Given the lack of buildup to the 1,000 meters, it would appear that has not been enough. By the end of the Sochi Games, Davis could be the most decorated Olympian in America's long and distinguished long track speedskating history – a history that includes Eric Heiden and Bonnie Blair. But he has received only a fraction of the coverage that once followed Dan Jansen, whose solitary Olympic medal became a tearful and heartfelt saga over four Winter Games.
The image of Davis in America has been shaped by those same forces, but in his case, negatively. Davis is not known for his driving turns, which make speedskating enthusiasts melt into superlatives, nor for for his near-maniacal passion for his craft, which includes Peyton Manning-like note-taking on practice lap times and meals. Instead, he's known for his feud with teammate Chad Hedrick in 2006, when he refused to participate in the team pursuit. When he talked to NBC that year, he came across as aloof, even antagonizing.
Last week, he was one of the few US athletes to skip talking to the media at the United States Olympic Committee's pre-Olympic press conferences.
That means Davis's speedskating legacy has gone largely untold in America. He holds the world records in 1,000 and 1,500 meters. He has won more World Cup races (57) than any other racer in history except Canadian Jeremy Wotherspoon. And he's won 92 World Cup medals, second only to Jansen's 104 among Americans.
Indeed, both Jansen and Davis highlight how radically different American speed skaters can be viewed at home versus abroad. Jansen, who is known only for his repeated failure to win Olympic medals amid tragedy, "is like a god" in Noway, says David Wallechinsky, author of "The Complete Guide to the Winter Olympics."
For his part, Davis is possibly the most popular and famous speed skater on the planet today. So far in Sochi, the Dutch have swept every men's speedskating medal (in the 5,000 and 500 meters). But they have a special place in their heart for Davis.
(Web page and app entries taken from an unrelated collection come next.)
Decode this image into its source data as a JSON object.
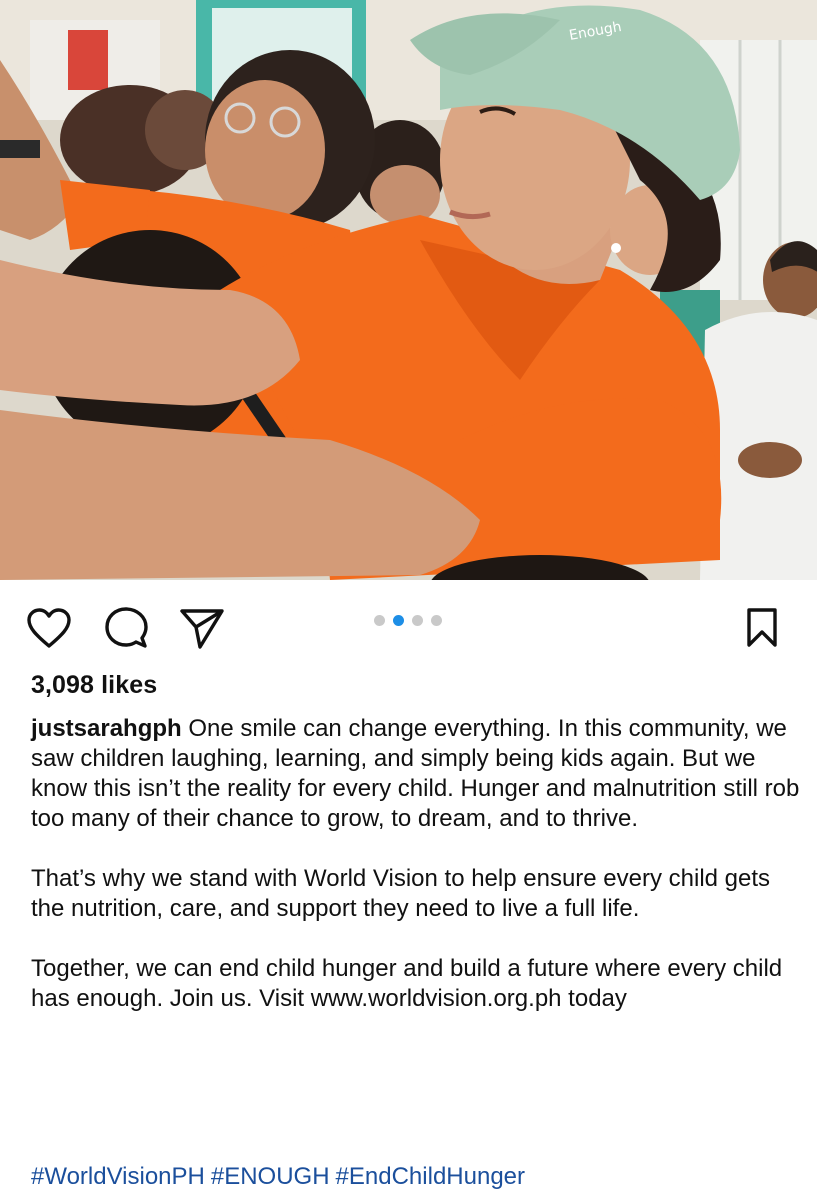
{
  "post": {
    "likes": "3,098 likes",
    "username": "justsarahgph",
    "caption_1": "One smile can change everything. In this community, we saw children laughing, learning, and simply being kids again. But we know this isn’t the reality for every child. Hunger and malnutrition still rob too many of their chance to grow, to dream, and to thrive.",
    "caption_2": "That’s why we stand with World Vision to help ensure every child gets the nutrition, care, and support they need to live a full life.",
    "caption_3": "Together, we can end child hunger and build a future where every child has enough. Join us. Visit www.worldvision.org.ph today",
    "hashtags": [
      "#WorldVisionPH",
      "#ENOUGH",
      "#EndChildHunger"
    ]
  },
  "carousel": {
    "total": 4,
    "active_index": 1
  },
  "icons": {
    "like": "heart-icon",
    "comment": "comment-bubble-icon",
    "share": "paper-plane-icon",
    "save": "bookmark-icon"
  },
  "colors": {
    "accent": "#1d8ee6",
    "hashtag": "#1b4f9c",
    "shirt_orange": "#f36b1c",
    "cap_mint": "#a9cdb8"
  }
}
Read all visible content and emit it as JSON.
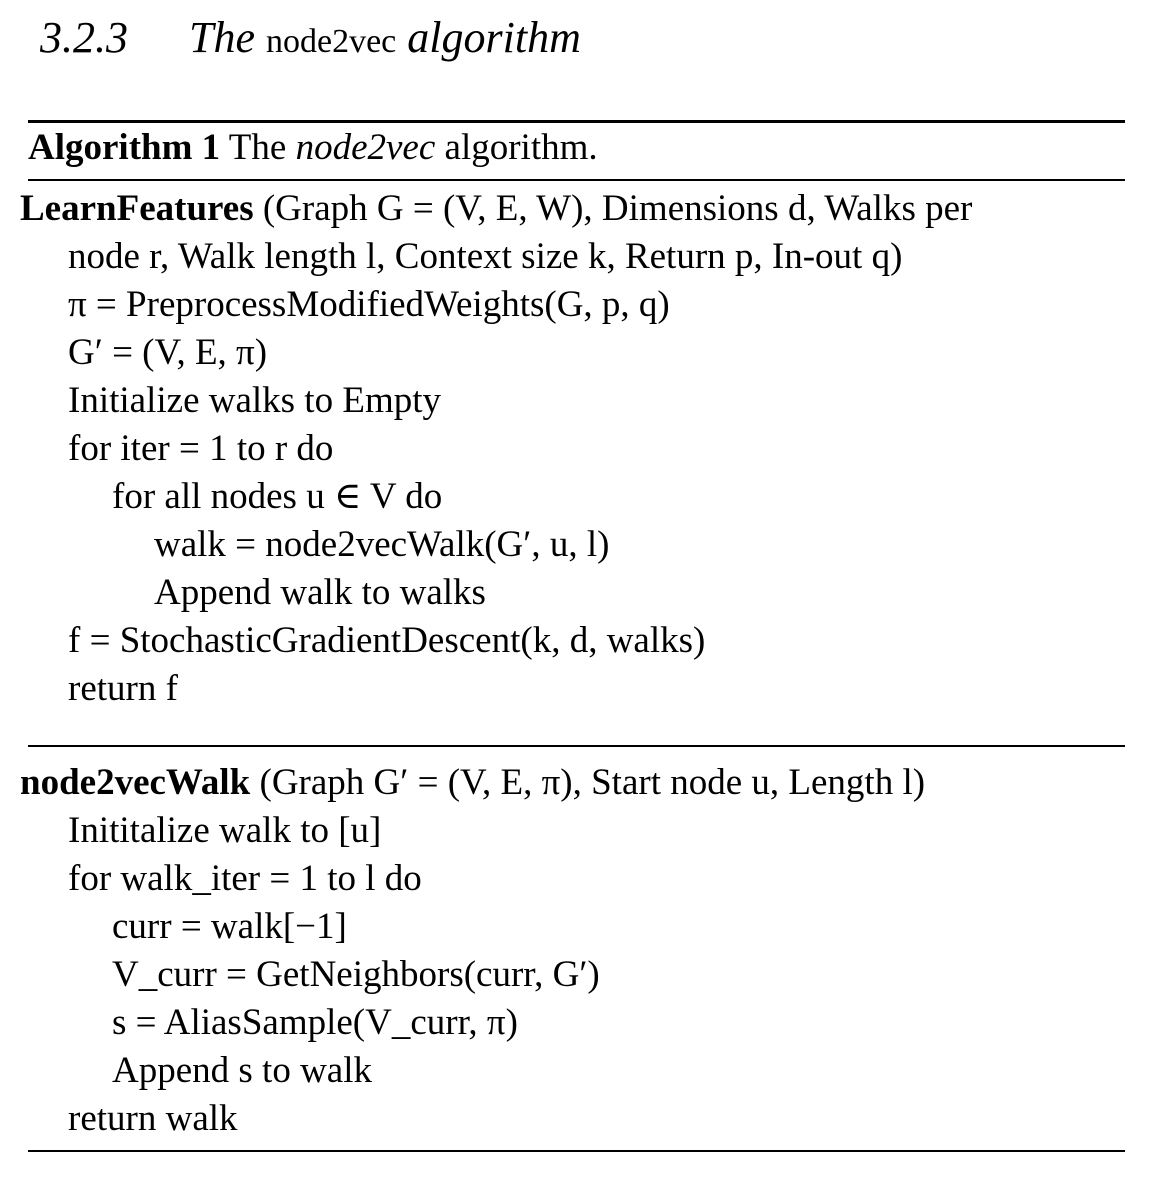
{
  "section": {
    "number": "3.2.3",
    "title_pre": "The",
    "title_upright": "node2vec",
    "title_post": "algorithm"
  },
  "algorithm": {
    "label": "Algorithm 1",
    "caption_pre": "The",
    "caption_italic": "node2vec",
    "caption_post": "algorithm."
  },
  "learn": {
    "name": "LearnFeatures",
    "sig_line1": "(Graph G = (V, E, W), Dimensions d, Walks per",
    "sig_line2": "node r, Walk length l, Context size k, Return p, In-out q)",
    "lines": [
      "π = PreprocessModifiedWeights(G, p, q)",
      "G′ = (V, E, π)",
      "Initialize walks to Empty",
      "for iter = 1 to r do",
      "for all nodes u ∈ V do",
      "walk = node2vecWalk(G′, u, l)",
      "Append walk to walks",
      "f = StochasticGradientDescent(k, d, walks)",
      "return f"
    ]
  },
  "walkproc": {
    "name": "node2vecWalk",
    "sig": "(Graph G′ = (V, E, π), Start node u, Length l)",
    "lines": [
      "Inititalize walk to [u]",
      "for walk_iter = 1 to l do",
      "curr = walk[−1]",
      "V_curr = GetNeighbors(curr, G′)",
      "s = AliasSample(V_curr, π)",
      "Append s to walk",
      "return walk"
    ]
  }
}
"We always want to win, but if we have to lose, better to lose to him, because of his personality and the way he appeals to the Dutch crowd," says John van Vliet, a press attaché for the Dutch team.
Indeed, to van Vliet, Davis is the quintessential American Olympian. "What we like in him is that he suits the image of the old-time American Olympian, being sure of himself, being cool, looking cool."
In other words, to the Dutch, Davis is Shaun White times 10. And the difference in perception is obvious: To the Dutch, speedskating is as big as football or baseball. And to Davis, the Dutch don't care about his backstory, they only care that he skates really fast. The result is that, among the Dutch press, Davis is respected, even loved, and the feeling is mutual.
"I like him a lot," says Marcel Maijer of the Dutch TV channel RTL. "He's a very nice guy, and a fantastic skater. He really appeals to me as a sportsman."
In the Olympic Village in Sochi, Maijer notes, Davis saw the Dutch press and circled back around on his bicycle just to talk to them.
Perhaps not surprisingly, most of Davis's self-negotiated sponsorships have been with Dutch companies.
Yet there are signs that Davis is beginning to make more of an effort to relate to American audiences. He said at the US trials that he will make himself available for the team event for the first time. If he can win medals in the 1,000, the 1,500, and the team pursuit – which looks possible, perhaps even probable – then he'll have won seven Olympic medals in his career, one more than Blair. (He won silver in the 1,500 in Turin and Vancouver.)
He even has added some top American companies to his sponsorship list, including McDonald's and United Airlines.
"I think finally Shani Davis is understanding that this is what the total package of becoming a champion is all about," says Apolo Anton Ohno, a close friend and a former Olympic gold medalist in short track. "It's not just results, but everything that comes along with it."
If he has, he could become the American face of the Sochi Games yet.